February 13 – Collins Turned Bad Marriage Into Great Record

Heartache and heartbreak may be the worst things to suffer in life. Unfortunately for artists, they’re often also the muse that drives the best of creative works. Such was the case for Phil Collins, who released his debut solo album, Face Value on this day in 1981. By that time Collins had settled in nicely as the singer for increasingly-popular Genesis (replacing today’s birthday boy Peter Gabriel in that role about four years prior) but he’d been thinking of a solo work for a couple of years. As early as 1979, he’d told Modern Drummer about a solo project he had in mind, noting “I’m also hip to what Eno does…two or three minutes of just mood. The album…will have a lot of different styles on it.”

And so it did, musically at least. As Rolling Stone noted, it changed pace “shifting with surprising sure-footedness” between bouncy, upbeat ditties and slow, dark dirges. Most noteworthy of those were the now iconic “In the Air Tonight.” The song which BBC personality Stuart Moconie says “set the template for all the ’80s drums” started slow, quietly brooding to a climatic thundering drumroll that is synonymous with Collins himself (in no small part due to him playing it in both London and Philadelphia at Live Aid!). Like most of the other songs, “In the Air Tonight” – which Collins says he wrote spontaneously but admits is full of “a lot of anger, a lot of despair”- the lyrics are downbeat. Titles like “The Roof Is Leaking” and “If Leaving Me Is Easy” might give you a clue to that. This came about as most of the album was written while he was going through a divorce from his first wife Andrea, who’d left him the year before. The misery was gold though. “In the Air Tonight” and the livelier “I Missed Again” were both top 20 hits in the States, top 10s to the north in Canada and helped the album hit #1 in his native UK and Canada, #7 in the U.S., which was higher than any Genesis album to that point. Eventually the album went 5X platinum here and even better- diamond status- in Canada, no doubt due to the ongoing popularity of “In The Air Tonight”. Initially only peaking at #19 on Billboard , it has gone on to be triple platinum as a single, selling more than “Bette Davis Eyes”, which was the biggest-seller of the actual year 1981. After all, who doesn’t love that break? Ozzy Osbourne says it’s the best drum break ever. The sound was largely created by producer Hugh Padgham, whom Phil met when both were working on a Peter Gabriel record, through a technique known as “gated reverb.” The big, bold echo-y sound would soon go on to be the norm on ’80s singles from artists as different as Abba’s Frida and Canadian country-rockers Blue Rodeo.

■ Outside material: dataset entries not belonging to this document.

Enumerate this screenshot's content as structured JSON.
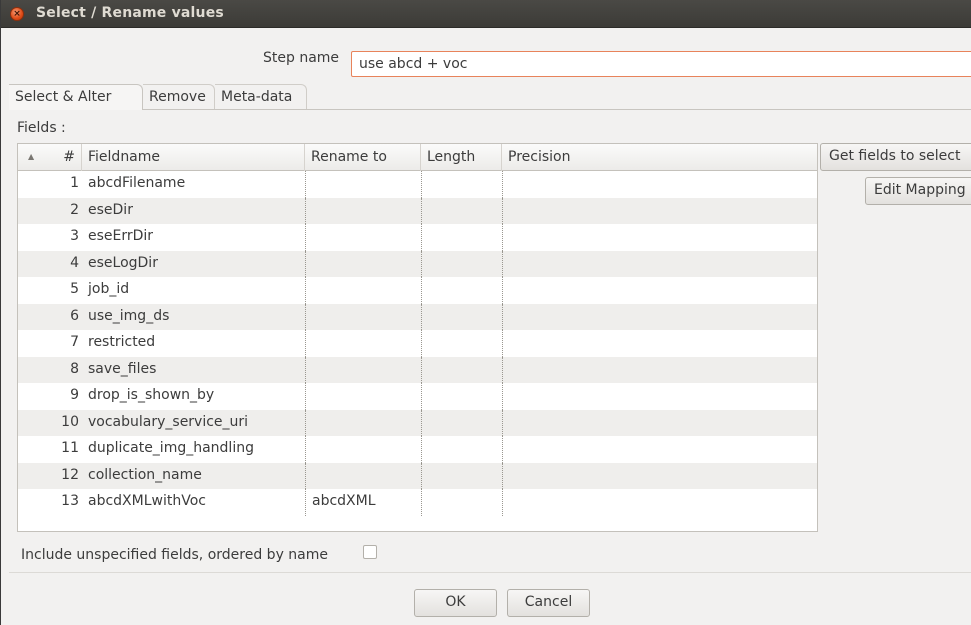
{
  "window": {
    "title": "Select / Rename values",
    "close_glyph": "×"
  },
  "step": {
    "label": "Step name",
    "value": "use abcd + voc"
  },
  "tabs": [
    {
      "label": "Select & Alter",
      "active": true
    },
    {
      "label": "Remove",
      "active": false
    },
    {
      "label": "Meta-data",
      "active": false
    }
  ],
  "fields_label": "Fields :",
  "table": {
    "sort_glyph": "▲",
    "headers": {
      "num": "#",
      "fieldname": "Fieldname",
      "rename": "Rename to",
      "length": "Length",
      "precision": "Precision"
    },
    "rows": [
      {
        "num": "1",
        "fieldname": "abcdFilename",
        "rename": "",
        "length": "",
        "precision": ""
      },
      {
        "num": "2",
        "fieldname": "eseDir",
        "rename": "",
        "length": "",
        "precision": ""
      },
      {
        "num": "3",
        "fieldname": "eseErrDir",
        "rename": "",
        "length": "",
        "precision": ""
      },
      {
        "num": "4",
        "fieldname": "eseLogDir",
        "rename": "",
        "length": "",
        "precision": ""
      },
      {
        "num": "5",
        "fieldname": "job_id",
        "rename": "",
        "length": "",
        "precision": ""
      },
      {
        "num": "6",
        "fieldname": "use_img_ds",
        "rename": "",
        "length": "",
        "precision": ""
      },
      {
        "num": "7",
        "fieldname": "restricted",
        "rename": "",
        "length": "",
        "precision": ""
      },
      {
        "num": "8",
        "fieldname": "save_files",
        "rename": "",
        "length": "",
        "precision": ""
      },
      {
        "num": "9",
        "fieldname": "drop_is_shown_by",
        "rename": "",
        "length": "",
        "precision": ""
      },
      {
        "num": "10",
        "fieldname": "vocabulary_service_uri",
        "rename": "",
        "length": "",
        "precision": ""
      },
      {
        "num": "11",
        "fieldname": "duplicate_img_handling",
        "rename": "",
        "length": "",
        "precision": ""
      },
      {
        "num": "12",
        "fieldname": "collection_name",
        "rename": "",
        "length": "",
        "precision": ""
      },
      {
        "num": "13",
        "fieldname": "abcdXMLwithVoc",
        "rename": "abcdXML",
        "length": "",
        "precision": ""
      }
    ]
  },
  "buttons": {
    "get_fields": "Get fields to select",
    "edit_mapping": "Edit Mapping",
    "ok": "OK",
    "cancel": "Cancel"
  },
  "include_unspecified": {
    "label": "Include unspecified fields, ordered by name",
    "checked": false
  },
  "colors": {
    "titlebar": "#3c3b37",
    "dialog_bg": "#f2f1f0",
    "input_focus_border": "#e8835b",
    "close_button": "#df4a16"
  }
}
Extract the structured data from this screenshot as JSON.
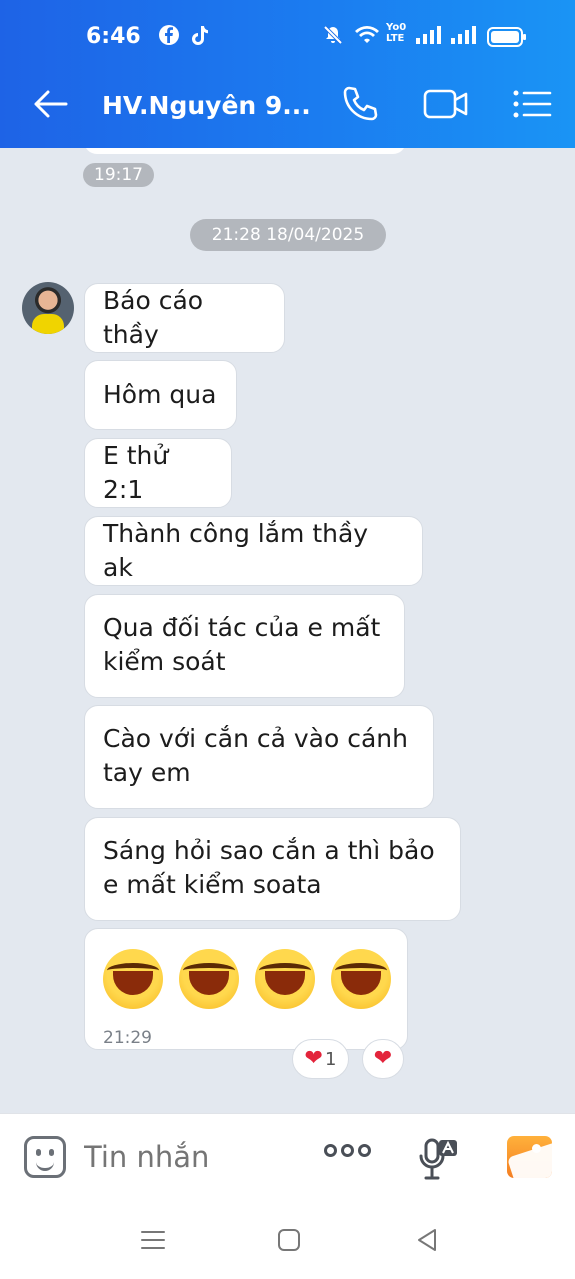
{
  "status_bar": {
    "time": "6:46",
    "icons": [
      "facebook-icon",
      "tiktok-icon",
      "mute-icon",
      "wifi-icon",
      "volte-icon",
      "signal-icon",
      "signal-icon",
      "battery-icon"
    ],
    "network_label_top": "Yo0",
    "network_label_bottom": "LTE"
  },
  "header": {
    "back_icon": "arrow-left-icon",
    "title": "HV.Nguyên 9...",
    "call_icon": "phone-icon",
    "video_icon": "video-camera-icon",
    "menu_icon": "list-menu-icon"
  },
  "chat": {
    "prev_time": "19:17",
    "date_divider": "21:28 18/04/2025",
    "messages": [
      {
        "text": "Báo cáo thầy"
      },
      {
        "text": "Hôm qua"
      },
      {
        "text": "E thử 2:1"
      },
      {
        "text": "Thành công lắm thầy ak"
      },
      {
        "line1": "Qua đối tác của e mất",
        "line2": "kiểm soát"
      },
      {
        "line1": "Cào với cắn cả vào cánh",
        "line2": "tay em"
      },
      {
        "line1": "Sáng hỏi sao cắn a thì bảo",
        "line2": "e mất kiểm soata"
      }
    ],
    "emoji_message": {
      "emojis": [
        "face-with-tears-of-joy",
        "face-with-tears-of-joy",
        "face-with-tears-of-joy",
        "face-with-tears-of-joy"
      ],
      "time": "21:29"
    },
    "reactions": [
      {
        "icon": "heart-icon",
        "count": "1"
      },
      {
        "icon": "heart-icon"
      }
    ],
    "colors": {
      "heart": "#e3243b",
      "header_start": "#1e63e6",
      "header_end": "#1a94f5",
      "background": "#e3e8ef"
    }
  },
  "composer": {
    "sticker_icon": "sticker-smile-icon",
    "placeholder": "Tin nhắn",
    "more_icon": "more-dots-icon",
    "voice_icon": "voice-to-text-icon",
    "gallery_icon": "gallery-icon"
  },
  "nav": {
    "icons": [
      "recent-apps-icon",
      "home-icon",
      "back-icon"
    ]
  }
}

When released, most reviews were decent but not extraordinary. Many pointed out the nice contribution of the Earth,Wind & Fire horn section on songs like “I Missed Again” and suggested they helped it come across less pretentiously than many Genesis records. Its import seems to have grown through the years, with Q later rating it 4-star and allmusic grading it a perfect 5-stars, calling “I Missed Again” “impossibly hooky” and considering the record “thoughtful, emotionally-charged pop.” And of course, there are those drums!

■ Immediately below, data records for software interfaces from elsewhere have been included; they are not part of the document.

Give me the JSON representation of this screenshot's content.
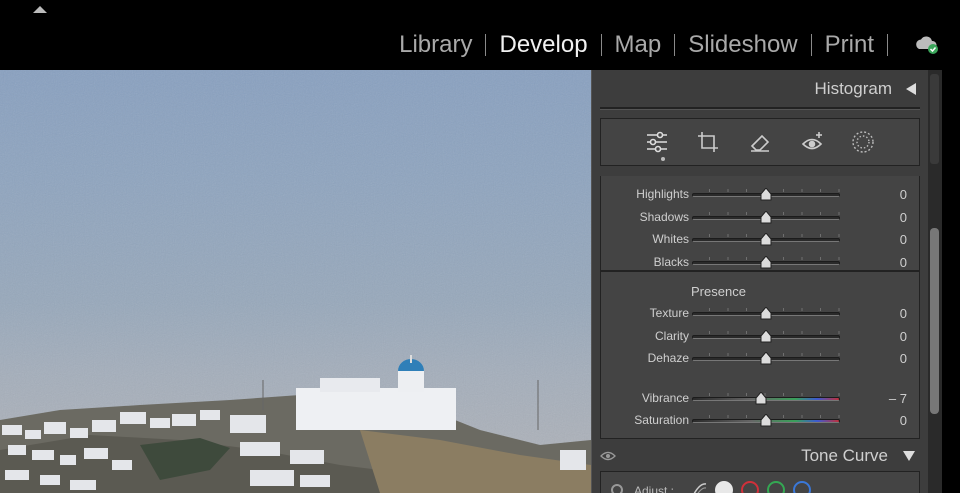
{
  "modules": {
    "library": "Library",
    "develop": "Develop",
    "map": "Map",
    "slideshow": "Slideshow",
    "print": "Print"
  },
  "active_module": "Develop",
  "histogram": {
    "title": "Histogram"
  },
  "tools": [
    "edit-sliders",
    "crop",
    "healing",
    "red-eye",
    "masking"
  ],
  "basic_rows": [
    {
      "label": "Highlights",
      "value": "0",
      "level": 0.5
    },
    {
      "label": "Shadows",
      "value": "0",
      "level": 0.5
    },
    {
      "label": "Whites",
      "value": "0",
      "level": 0.5
    },
    {
      "label": "Blacks",
      "value": "0",
      "level": 0.5
    }
  ],
  "presence": {
    "title": "Presence",
    "rows": [
      {
        "label": "Texture",
        "value": "0",
        "level": 0.5
      },
      {
        "label": "Clarity",
        "value": "0",
        "level": 0.5
      },
      {
        "label": "Dehaze",
        "value": "0",
        "level": 0.5
      },
      {
        "label": "Vibrance",
        "value": "– 7",
        "level": 0.465,
        "color": true
      },
      {
        "label": "Saturation",
        "value": "0",
        "level": 0.5,
        "color": true
      }
    ]
  },
  "tone_curve": {
    "title": "Tone Curve",
    "adjust_label": "Adjust :"
  },
  "channel_colors": {
    "white": "#e8e8e8",
    "red": "#d0303a",
    "green": "#34a853",
    "blue": "#3a78d8"
  },
  "colors": {
    "panel_bg": "#3d3d3d",
    "section_bg": "#444444",
    "active_text": "#f1f1f1",
    "inactive_text": "#a9a9a9"
  }
}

Collins eventually found love again, and found a wallful of gold and platinum albums through the rest of the decade both on his own and with Genesis.